ONE Championship Chairman and CEO Chatri Sityodtong was once a cash-strapped kid looking to make the most of his opportunity at Harvard University.
Before becoming one of the most influential figures in Asian sports, Sityodtong had to scrap and claw his way up the ladder.
“I remember when I got the acceptance letter (from Harvard). I just thought it was a fluke and I thought there’s just no way, they made a mistake,” Sityodtong said.
“And then I said, ‘Mom, how are we going to pay for this?’ and my mom just said, ‘Chatri, I believe in you, you go there, and you’ll figure it out.’”
And figure out he did.
Sityodtong looked for jobs, including teaching Muay Thai, to make ends meet as a student.
He also kept a tight financial plan for himself, often making sure that he did not go beyond his four-dollar-a-day budget.
If saving meant walking a few kilometers to get cheap Thai food in a hole-in-a-wall restaurant just outside campus, then so be it.
“I remember the very first week when I got to Harvard, I had one suitcase with all my life’s belongings, and I was always thinking on how am I going to pay for school fees?” Sityodtong said.
“I’ve got to look for jobs, I’ve got to look for loans, so I taught Muay Thai. And so I created a spreadsheet and I calculated the bare minimum that I could spend was four dollars.
“I would model out every single penny, literally every single penny I spent. If I beat that four dollars and let’s say I came in at $3.57, I would be ecstatic. So that four-dollar number is imprinted in my brain forever.”
That he got out of an Ivy League school despite the predicament is an impressive feat in itself, but more impressive is how he used his position to give back through the very thing that got him by during tough times – martial arts.

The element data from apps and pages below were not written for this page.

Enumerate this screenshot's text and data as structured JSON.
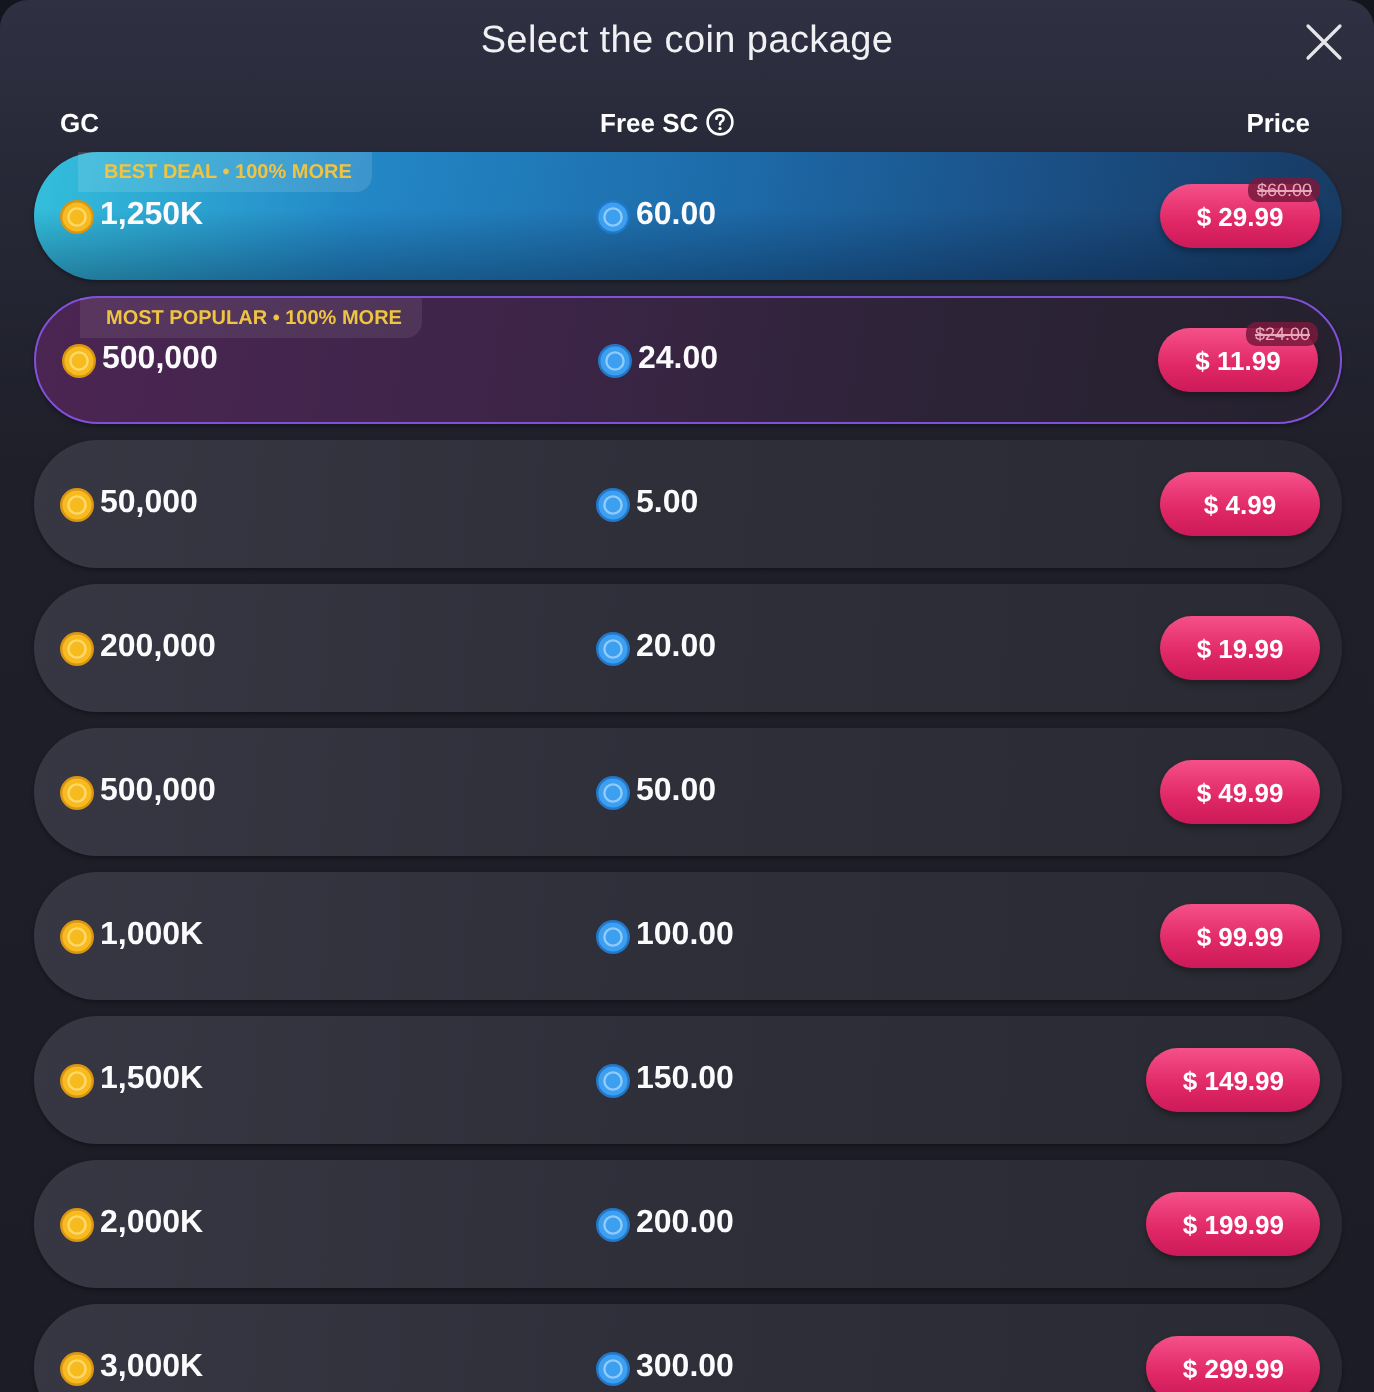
{
  "dialog": {
    "title": "Select the coin package"
  },
  "columns": [
    {
      "label": "GC",
      "kind": "plain"
    },
    {
      "label": "Free SC",
      "kind": "help"
    },
    {
      "label": "Price",
      "kind": "plain"
    }
  ],
  "packages": [
    {
      "kind": "best-deal",
      "badge": "BEST DEAL • 100% MORE",
      "gc": "1,250K",
      "sc": "60.00",
      "price": "$ 29.99",
      "old_price": "$60.00"
    },
    {
      "kind": "popular",
      "badge": "MOST POPULAR • 100% MORE",
      "gc": "500,000",
      "sc": "24.00",
      "price": "$ 11.99",
      "old_price": "$24.00"
    },
    {
      "kind": "standard",
      "gc": "50,000",
      "sc": "5.00",
      "price": "$ 4.99"
    },
    {
      "kind": "standard",
      "gc": "200,000",
      "sc": "20.00",
      "price": "$ 19.99"
    },
    {
      "kind": "standard",
      "gc": "500,000",
      "sc": "50.00",
      "price": "$ 49.99"
    },
    {
      "kind": "standard",
      "gc": "1,000K",
      "sc": "100.00",
      "price": "$ 99.99"
    },
    {
      "kind": "standard",
      "gc": "1,500K",
      "sc": "150.00",
      "price": "$ 149.99"
    },
    {
      "kind": "standard",
      "gc": "2,000K",
      "sc": "200.00",
      "price": "$ 199.99"
    },
    {
      "kind": "standard",
      "gc": "3,000K",
      "sc": "300.00",
      "price": "$ 299.99"
    }
  ]
}
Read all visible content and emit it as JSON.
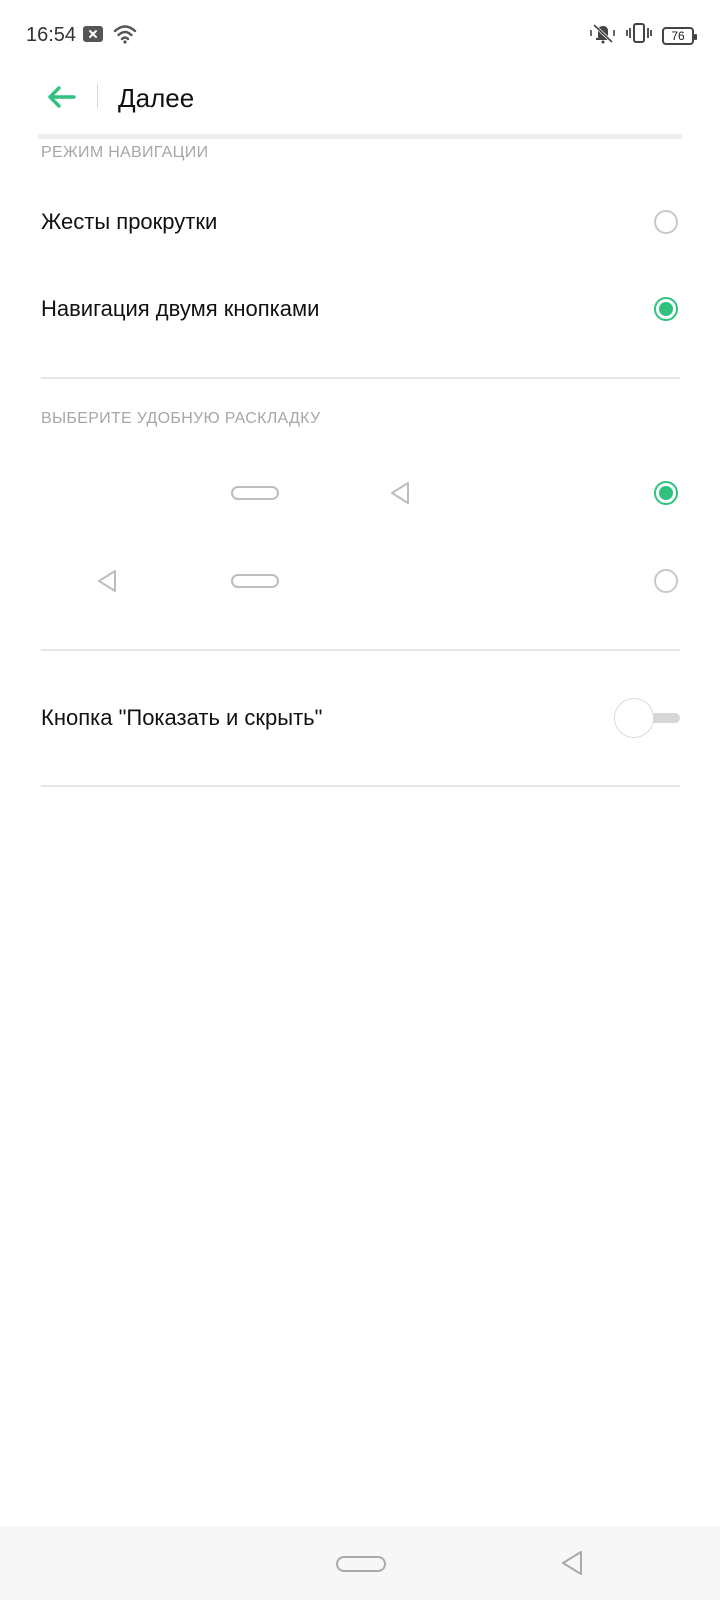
{
  "status_bar": {
    "time": "16:54",
    "battery": "76",
    "icons": [
      "notification-close-icon",
      "wifi-icon",
      "silent-mode-icon",
      "vibrate-icon",
      "battery-icon"
    ]
  },
  "header": {
    "title": "Далее",
    "back_icon": "arrow-left-icon"
  },
  "navigation_mode": {
    "section_label": "РЕЖИМ НАВИГАЦИИ",
    "options": [
      {
        "label": "Жесты прокрутки",
        "selected": false
      },
      {
        "label": "Навигация двумя кнопками",
        "selected": true
      }
    ]
  },
  "layout": {
    "section_label": "ВЫБЕРИТЕ УДОБНУЮ РАСКЛАДКУ",
    "options": [
      {
        "buttons": [
          "home-pill-icon",
          "back-triangle-icon"
        ],
        "selected": true
      },
      {
        "buttons": [
          "back-triangle-icon",
          "home-pill-icon"
        ],
        "selected": false
      }
    ]
  },
  "show_hide": {
    "label": "Кнопка \"Показать и скрыть\"",
    "enabled": false
  },
  "nav_bar": {
    "icons": [
      "home-pill-icon",
      "back-triangle-icon"
    ]
  },
  "colors": {
    "accent": "#2ec27e",
    "text_primary": "#111111",
    "text_secondary": "#a7a7a7",
    "divider": "#e6e6e6"
  }
}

“Martial arts is truly about unleashing your potential, physically, emotionally, spiritually, and mentally, and at the end of the day, it’s really unleashing your potential as a human being,” Sityodtong said.
“I feel like that’s what I found in both Evolve and ONE Championship.”
In doing so, Sityodtong opened opportunities for martial artists all over Asia to showcase their skills to the world, thus inspiring a whole new generation to dream big.
“At ONE Championship our mission has always been from day one, to unleash real life superheroes who ignite the world with hope, strengths, dreams, and inspiration because all of our heroes have gone through these incredible life stories, conquering poverty, tragedy, adversity to become World Champions on the global stage, on the world’s largest stage in martial arts,” Sityodtong said.
“That can inspire anybody – a street kid in Manila, a doctor to become the best doctor, a young woman in India to become a CEO. All over the world [people] can be inspired by these stories because it’s really about unleashing your greatness in life.”
COMMENT DISCLAIMER: Reader comments posted on this Web site are not in any way endorsed by Manila Standard. Comments are views by manilastandard.net readers who exercise their right to free expression and they do not necessarily represent or reflect the position or viewpoint of manilastandard.net. While reserving this publication’s right to delete comments that are deemed offensive, indecent or inconsistent with Manila Standard editorial standards, Manila Standard may not be held liable for any false information posted by readers in this comments section.